An increasing number of NAS devices pitched at the domestic market are starting to support the ability to aggregate multiple DLNA media libraries in to one large media library. This allows the user to point their media client device at one reference point for all the media that exists on the one home network.

Media Servers in different geographical locations

There may be the possibility of running another DLNA-based media network in another geographic location like a business premises or another house.

The main issue about this is keeping both locations in sync with the desired content. You may have to use an Internet-based sync utility which is supported by your media server to synchronise content between locations.

On the other hand, you could set up an IP-based NAS-NAS backup set for incremental or differential (only files that are new or have changed) backup, but the backup jobs could still be large if any metadata is changed.

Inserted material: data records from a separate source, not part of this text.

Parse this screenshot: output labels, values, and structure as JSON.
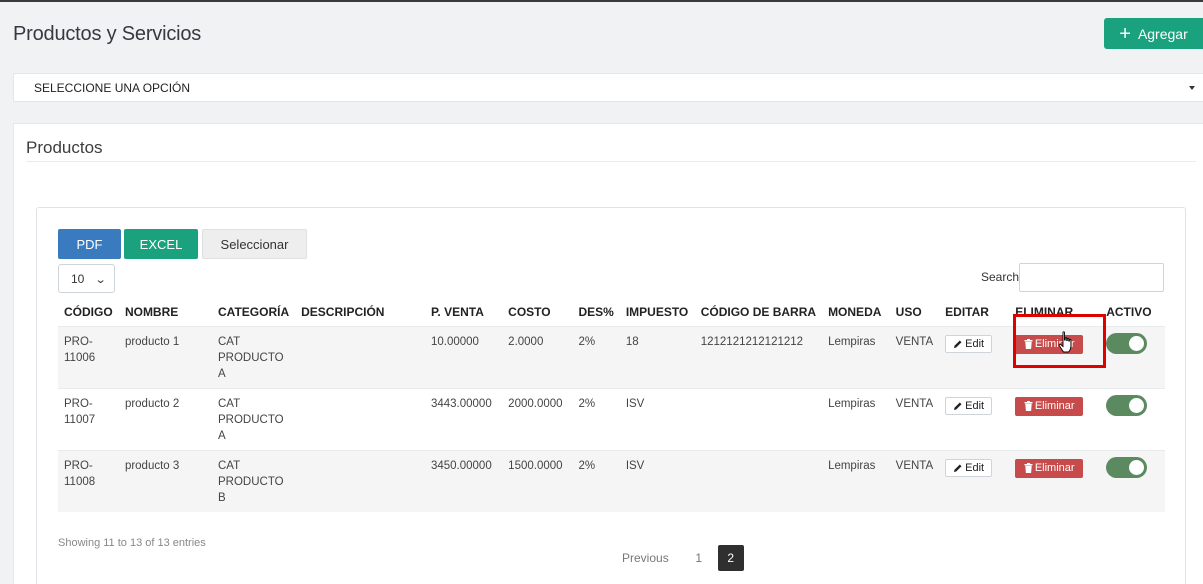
{
  "page": {
    "title": "Productos y Servicios"
  },
  "header": {
    "add_label": "Agregar"
  },
  "filter": {
    "value": "SELECCIONE UNA OPCIÓN"
  },
  "card": {
    "title": "Productos"
  },
  "toolbar": {
    "pdf_label": "PDF",
    "excel_label": "EXCEL",
    "select_label": "Seleccionar"
  },
  "length": {
    "value": "10"
  },
  "search": {
    "label": "Search:",
    "value": ""
  },
  "table": {
    "headers": [
      "CÓDIGO",
      "NOMBRE",
      "CATEGORÍA",
      "DESCRIPCIÓN",
      "P. VENTA",
      "COSTO",
      "DES%",
      "IMPUESTO",
      "CÓDIGO DE BARRA",
      "MONEDA",
      "USO",
      "EDITAR",
      "ELIMINAR",
      "ACTIVO"
    ],
    "rows": [
      {
        "codigo": "PRO-\n11006",
        "nombre": "producto 1",
        "categoria": "CAT\nPRODUCTO\nA",
        "descripcion": "",
        "p_venta": "10.00000",
        "costo": "2.0000",
        "des": "2%",
        "impuesto": "18",
        "codigo_barra": "1212121212121212",
        "moneda": "Lempiras",
        "uso": "VENTA",
        "edit": "Edit",
        "eliminar": "Eliminar",
        "activo": true
      },
      {
        "codigo": "PRO-\n11007",
        "nombre": "producto 2",
        "categoria": "CAT\nPRODUCTO\nA",
        "descripcion": "",
        "p_venta": "3443.00000",
        "costo": "2000.0000",
        "des": "2%",
        "impuesto": "ISV",
        "codigo_barra": "",
        "moneda": "Lempiras",
        "uso": "VENTA",
        "edit": "Edit",
        "eliminar": "Eliminar",
        "activo": true
      },
      {
        "codigo": "PRO-\n11008",
        "nombre": "producto 3",
        "categoria": "CAT\nPRODUCTO\nB",
        "descripcion": "",
        "p_venta": "3450.00000",
        "costo": "1500.0000",
        "des": "2%",
        "impuesto": "ISV",
        "codigo_barra": "",
        "moneda": "Lempiras",
        "uso": "VENTA",
        "edit": "Edit",
        "eliminar": "Eliminar",
        "activo": true
      }
    ]
  },
  "footer": {
    "info": "Showing 11 to 13 of 13 entries",
    "previous": "Previous",
    "pages": [
      "1",
      "2"
    ],
    "active_page": "2"
  },
  "colors": {
    "accent_green": "#1aa17e",
    "pdf_blue": "#3a7abf",
    "danger_red": "#c84b4b",
    "toggle_green": "#5b8a60",
    "highlight_red": "#e00000"
  }
}
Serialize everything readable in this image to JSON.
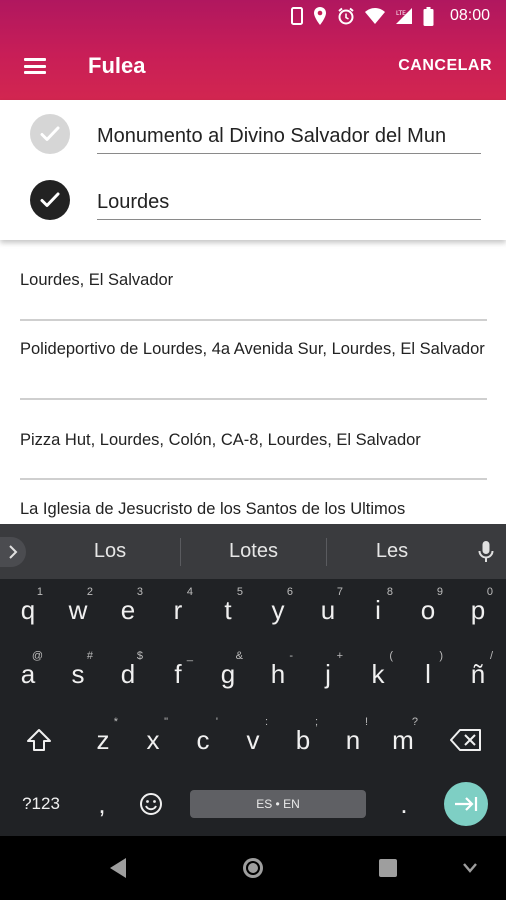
{
  "status_bar": {
    "time": "08:00",
    "icons": [
      "phone-icon",
      "location-icon",
      "alarm-icon",
      "wifi-icon",
      "lte-signal-icon",
      "battery-icon"
    ]
  },
  "app_bar": {
    "title": "Fulea",
    "cancel_label": "CANCELAR",
    "menu_icon": "hamburger-menu-icon",
    "background": "#c81e57"
  },
  "route": {
    "origin": {
      "value": "Monumento al Divino Salvador del Mun",
      "icon": "check-circle-icon",
      "state": "inactive"
    },
    "destination": {
      "value": "Lourdes",
      "icon": "check-circle-icon",
      "state": "active"
    }
  },
  "results": [
    {
      "label": "Lourdes, El Salvador"
    },
    {
      "label": "Polideportivo de Lourdes, 4a Avenida Sur, Lourdes, El Salvador"
    },
    {
      "label": "Pizza Hut, Lourdes, Colón, CA-8, Lourdes, El Salvador"
    },
    {
      "label": "La Iglesia de Jesucristo de los Santos de los Ultimos"
    }
  ],
  "keyboard": {
    "suggestions": [
      "Los",
      "Lotes",
      "Les"
    ],
    "row1": [
      {
        "key": "q",
        "hint": "1"
      },
      {
        "key": "w",
        "hint": "2"
      },
      {
        "key": "e",
        "hint": "3"
      },
      {
        "key": "r",
        "hint": "4"
      },
      {
        "key": "t",
        "hint": "5"
      },
      {
        "key": "y",
        "hint": "6"
      },
      {
        "key": "u",
        "hint": "7"
      },
      {
        "key": "i",
        "hint": "8"
      },
      {
        "key": "o",
        "hint": "9"
      },
      {
        "key": "p",
        "hint": "0"
      }
    ],
    "row2": [
      {
        "key": "a",
        "hint": "@"
      },
      {
        "key": "s",
        "hint": "#"
      },
      {
        "key": "d",
        "hint": "$"
      },
      {
        "key": "f",
        "hint": "_"
      },
      {
        "key": "g",
        "hint": "&"
      },
      {
        "key": "h",
        "hint": "-"
      },
      {
        "key": "j",
        "hint": "+"
      },
      {
        "key": "k",
        "hint": "("
      },
      {
        "key": "l",
        "hint": ")"
      },
      {
        "key": "ñ",
        "hint": "/"
      }
    ],
    "row3": [
      {
        "key": "z",
        "hint": "*"
      },
      {
        "key": "x",
        "hint": "\""
      },
      {
        "key": "c",
        "hint": "'"
      },
      {
        "key": "v",
        "hint": ":"
      },
      {
        "key": "b",
        "hint": ";"
      },
      {
        "key": "n",
        "hint": "!"
      },
      {
        "key": "m",
        "hint": "?"
      }
    ],
    "symbols_label": "?123",
    "comma_label": ",",
    "period_label": ".",
    "space_label": "ES • EN",
    "enter_color": "#7ecfc4"
  },
  "nav_bar": {
    "buttons": [
      "back-icon",
      "home-icon",
      "recents-icon",
      "keyboard-hide-icon"
    ]
  }
}
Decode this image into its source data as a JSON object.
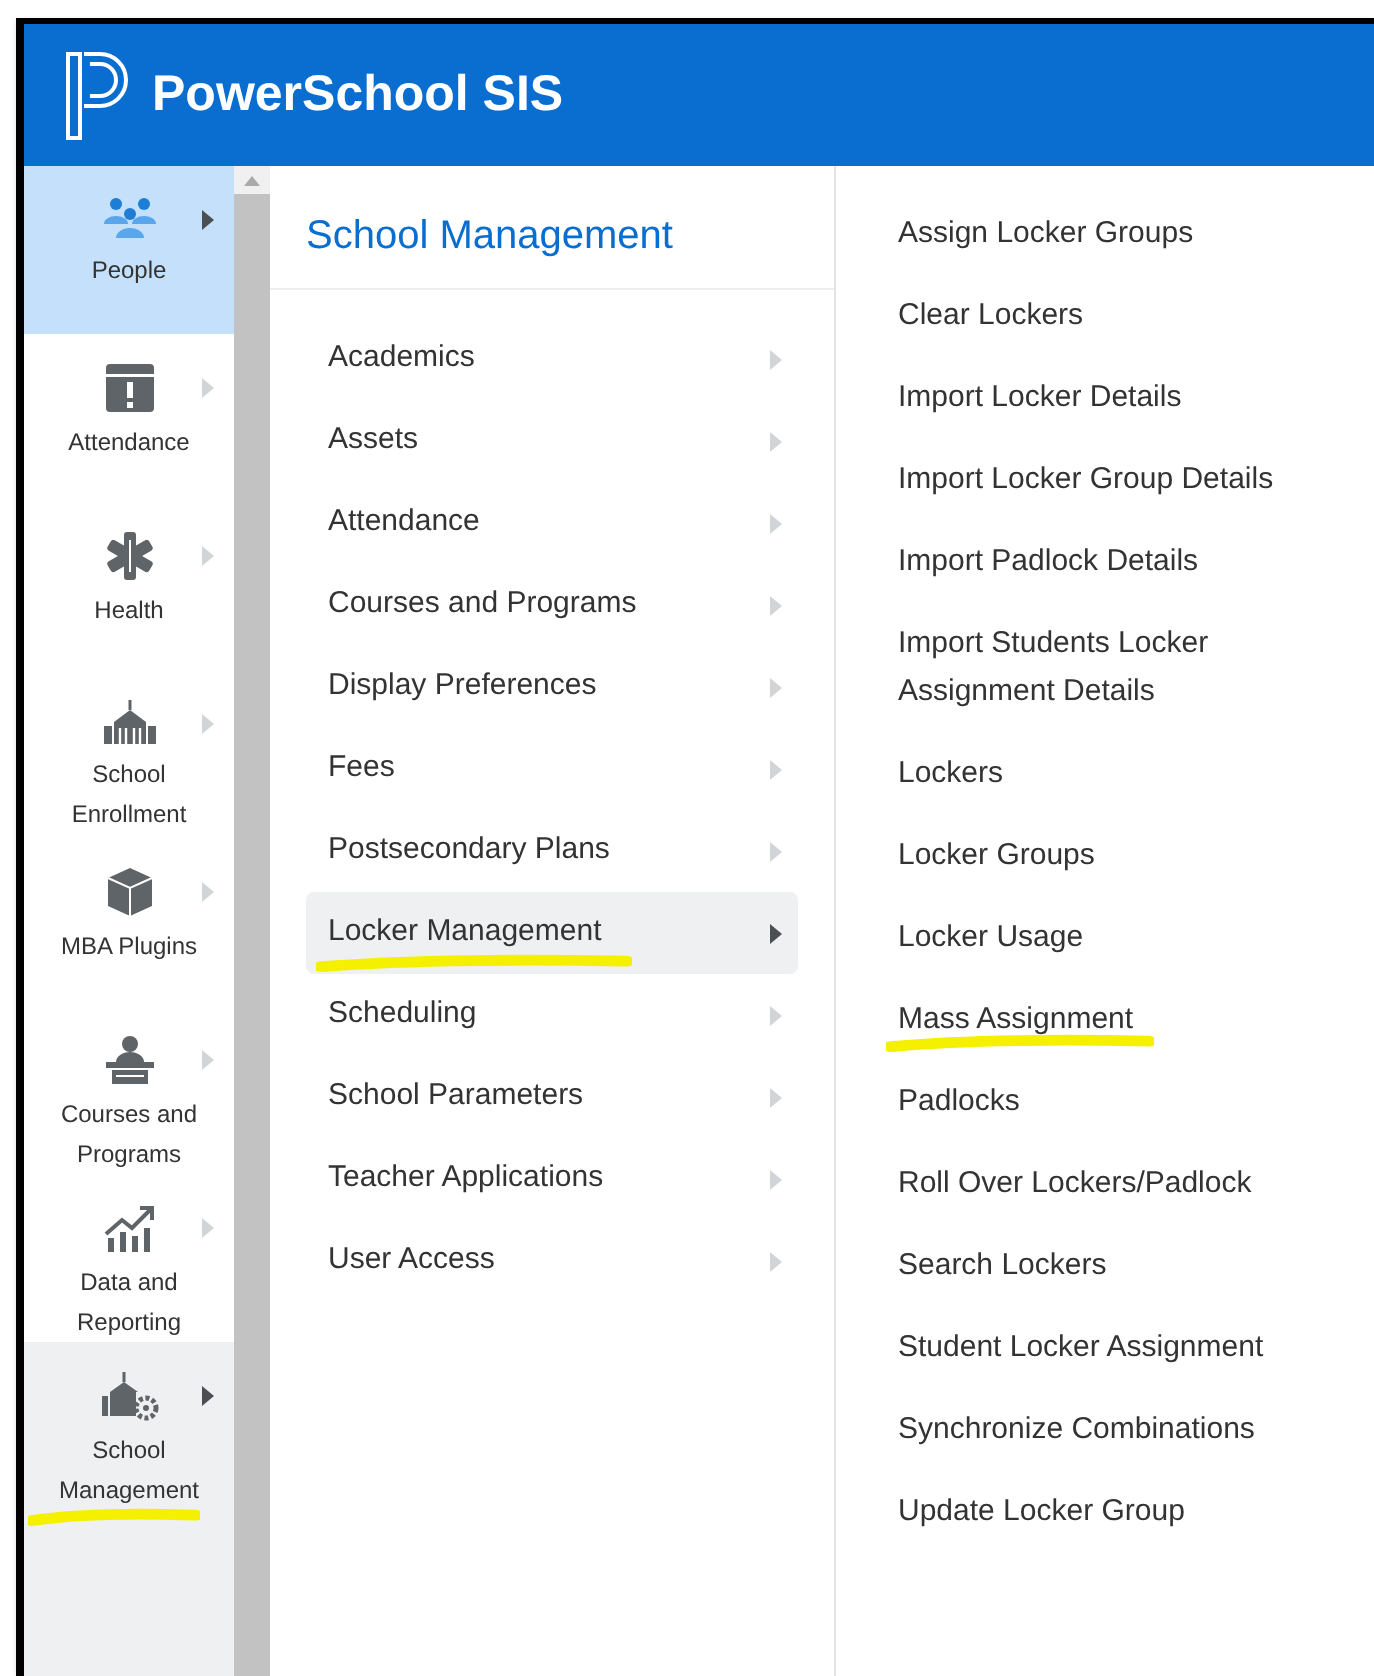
{
  "header": {
    "title": "PowerSchool SIS"
  },
  "sidebar": {
    "items": [
      {
        "label": "People",
        "selected": true,
        "open": false,
        "highlighted": false
      },
      {
        "label": "Attendance",
        "selected": false,
        "open": false,
        "highlighted": false
      },
      {
        "label": "Health",
        "selected": false,
        "open": false,
        "highlighted": false
      },
      {
        "label": "School Enrollment",
        "selected": false,
        "open": false,
        "highlighted": false
      },
      {
        "label": "MBA Plugins",
        "selected": false,
        "open": false,
        "highlighted": false
      },
      {
        "label": "Courses and Programs",
        "selected": false,
        "open": false,
        "highlighted": false
      },
      {
        "label": "Data and Reporting",
        "selected": false,
        "open": false,
        "highlighted": false
      },
      {
        "label": "School Management",
        "selected": false,
        "open": true,
        "highlighted": true
      }
    ]
  },
  "menu": {
    "title": "School Management",
    "items": [
      {
        "label": "Academics",
        "selected": false,
        "highlighted": false
      },
      {
        "label": "Assets",
        "selected": false,
        "highlighted": false
      },
      {
        "label": "Attendance",
        "selected": false,
        "highlighted": false
      },
      {
        "label": "Courses and Programs",
        "selected": false,
        "highlighted": false
      },
      {
        "label": "Display Preferences",
        "selected": false,
        "highlighted": false
      },
      {
        "label": "Fees",
        "selected": false,
        "highlighted": false
      },
      {
        "label": "Postsecondary Plans",
        "selected": false,
        "highlighted": false
      },
      {
        "label": "Locker Management",
        "selected": true,
        "highlighted": true
      },
      {
        "label": "Scheduling",
        "selected": false,
        "highlighted": false
      },
      {
        "label": "School Parameters",
        "selected": false,
        "highlighted": false
      },
      {
        "label": "Teacher Applications",
        "selected": false,
        "highlighted": false
      },
      {
        "label": "User Access",
        "selected": false,
        "highlighted": false
      }
    ]
  },
  "submenu": {
    "items": [
      {
        "label": "Assign Locker Groups",
        "highlighted": false
      },
      {
        "label": "Clear Lockers",
        "highlighted": false
      },
      {
        "label": "Import Locker Details",
        "highlighted": false
      },
      {
        "label": "Import Locker Group Details",
        "highlighted": false
      },
      {
        "label": "Import Padlock Details",
        "highlighted": false
      },
      {
        "label": "Import Students Locker Assignment Details",
        "highlighted": false
      },
      {
        "label": "Lockers",
        "highlighted": false
      },
      {
        "label": "Locker Groups",
        "highlighted": false
      },
      {
        "label": "Locker Usage",
        "highlighted": false
      },
      {
        "label": "Mass Assignment",
        "highlighted": true
      },
      {
        "label": "Padlocks",
        "highlighted": false
      },
      {
        "label": "Roll Over Lockers/Padlock",
        "highlighted": false
      },
      {
        "label": "Search Lockers",
        "highlighted": false
      },
      {
        "label": "Student Locker Assignment",
        "highlighted": false
      },
      {
        "label": "Synchronize Combinations",
        "highlighted": false
      },
      {
        "label": "Update Locker Group",
        "highlighted": false
      }
    ]
  }
}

You would have to make sure that both NAS units are accessible from the Internet. This may involve establishment of a “dynamic DNS” setup through the use of “DynDNS” or similar utilities; or having each location have a fixed IP address. Then there is the issue of setting up a port-forwarding rule in your router, which may be easy if your NAS units implements UPnP-based port forwarding and you are using a UPnP-compliant router in each location. On the other hand, you may have to visit the router’s Web page to set up the port-forward rules.

This situation hasn’t been made easy because typically the concept of using multiple NAS boxes for applications like multi-location file storage hasn’t been defined as a key application.

Conclusion

Once you have moved towards the PC-less DLNA-based media network, you will thank yourself that you have headed down that path. You won’t need to keep a noisy computer on all the time just to enjoy your music over the network.

3 December 2008 Posted by | Feature Article, UPnP AV / DLNA media-playback hardware), UPnP AV / DLNA media-server hardware | , | 1 Comment